I've been a huge fan of Elizabeth Warren since I saw her yelling at a cop during the 2012 Boston Pride Parade. I generally think that her past history as a Republican should actually be a selling point, as it demonstrates her capacity to examine the available evidence and change her mind. But one place where Bernie still stands out in front is his willingness to extend voting rights to people who are incarcerated.
I'm not surprised that Warren is hesitant to go all the way in allowing people to vote while still incarcerated — after all, unexamined biases against incarcerated people are extremely common — but I am disappointed.
The more I thought about it, however, I began to consider how strange it is that felon voting rights (during or after incarceration) tend to be such a partisan issue. As a progressive, I've come around to understand why it matters, as all human rights matter, particularly in an unjust legal system. As much as I hate it, I can at least understand the true authoritarian racist argument in favor of retaining free labor through a loophole-by-design of the 13th Amendment.
But when I think about the conservatives I know, and the philosophies they claim to adhere to, that's where the contradictions arise. For example, let's ignore the contrived veneer respectability that shines on every deceptive video from PragerU, and take their argumentative claims at face value and in good faith. PragerU pumps out plenty of content defending the Electoral College by rationalizing it around a fear of mob rule, or the "tyranny of the majority." Read the rest
People like to think they're objective. I get it; it's a good thing to strive to be. As a white dude, I know firsthand that it's easy to assume that you're coming from the "default" perspective, and thus, are more capable of being rationally objective than other, non-white dudes.
But that's wrong. Because if you're brainwashed into seeing your popular mainstream status quo assumptions as "default," then you're actually not objectively considering every possible factor. And this tweet might be the best, most succinct example to explain this:
In other words: we assume that someone can't be objective about prison reform if their own parent has been incarcerated. But what about the other way around? How can you be objective about prison reform if you don't have a parent that's been incarcerated? How can you rationally examine all of the evidence to form a conclusion, if you don't actually have firsthand knowledge of the social, financial, and emotional toll of incarceration? What biases might you be missing that you never even thought to consider because you assumed that your "default" position was automatically normal or correct?

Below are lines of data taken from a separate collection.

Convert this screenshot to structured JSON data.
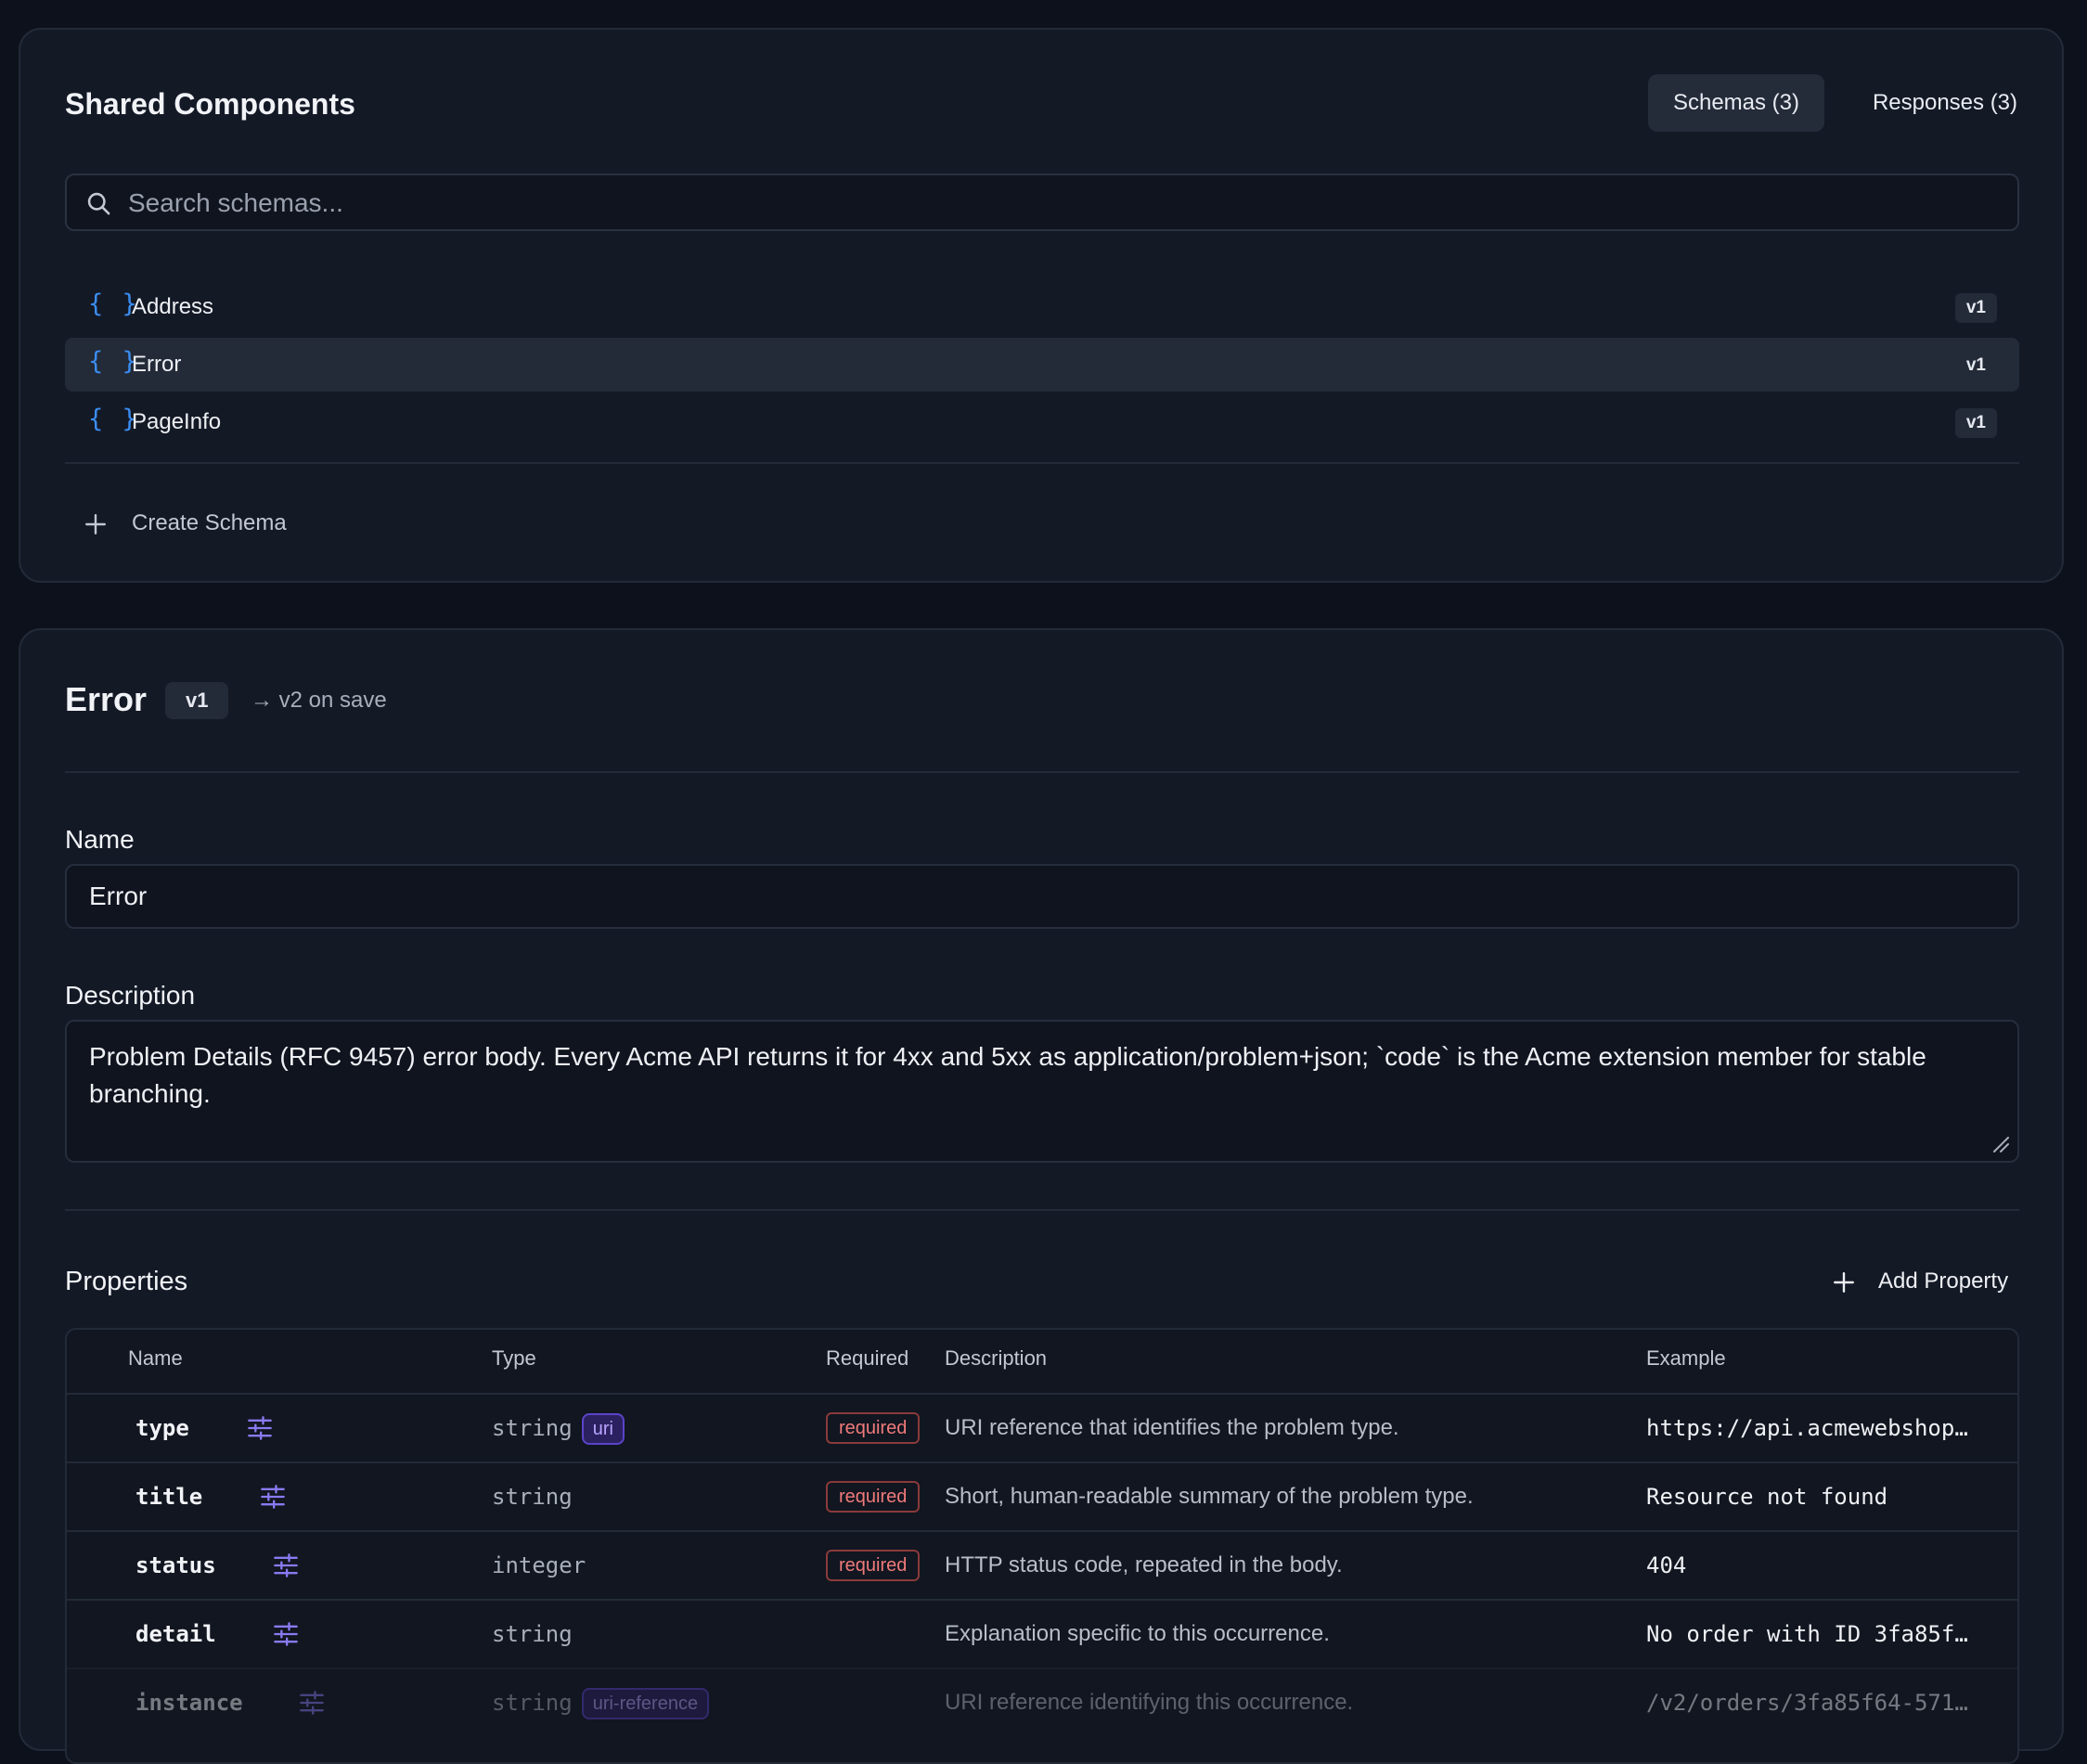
{
  "components": {
    "title": "Shared Components",
    "tabs": [
      {
        "label": "Schemas (3)",
        "active": true
      },
      {
        "label": "Responses (3)",
        "active": false
      }
    ],
    "search": {
      "placeholder": "Search schemas...",
      "value": ""
    },
    "schemas": [
      {
        "name": "Address",
        "version": "v1",
        "selected": false
      },
      {
        "name": "Error",
        "version": "v1",
        "selected": true
      },
      {
        "name": "PageInfo",
        "version": "v1",
        "selected": false
      }
    ],
    "create_label": "Create Schema"
  },
  "editor": {
    "title": "Error",
    "version": "v1",
    "next_version_note": "→ v2 on save",
    "name_label": "Name",
    "name_value": "Error",
    "description_label": "Description",
    "description_value": "Problem Details (RFC 9457) error body. Every Acme API returns it for 4xx and 5xx as application/problem+json; `code` is the Acme extension member for stable branching.",
    "properties_title": "Properties",
    "add_property_label": "Add Property",
    "columns": [
      "Name",
      "Type",
      "Required",
      "Description",
      "Example"
    ],
    "properties": [
      {
        "name": "type",
        "type": "string",
        "format": "uri",
        "required": "required",
        "description": "URI reference that identifies the problem type.",
        "example": "https://api.acmewebshop.…"
      },
      {
        "name": "title",
        "type": "string",
        "format": "",
        "required": "required",
        "description": "Short, human-readable summary of the problem type.",
        "example": "Resource not found"
      },
      {
        "name": "status",
        "type": "integer",
        "format": "",
        "required": "required",
        "description": "HTTP status code, repeated in the body.",
        "example": "404"
      },
      {
        "name": "detail",
        "type": "string",
        "format": "",
        "required": "",
        "description": "Explanation specific to this occurrence.",
        "example": "No order with ID 3fa85f6…"
      },
      {
        "name": "instance",
        "type": "string",
        "format": "uri-reference",
        "required": "",
        "description": "URI reference identifying this occurrence.",
        "example": "/v2/orders/3fa85f64-5717…"
      }
    ]
  },
  "colors": {
    "background": "#0d111b",
    "panel": "#141926",
    "accent_blue": "#3b8df0",
    "format_badge": "#b7a4ff",
    "required_badge": "#f07a7a"
  },
  "icons": {
    "search": "search-icon",
    "schema": "braces-icon",
    "add": "plus-icon",
    "property_settings": "sliders-icon"
  }
}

In both situations, your objectivity will be tainted by your emotional response; the difference is that, as a society, we've arbitrarily decided that certain emotions are either proper or negligible when it comes to attaining our idealist objectivity. Read the rest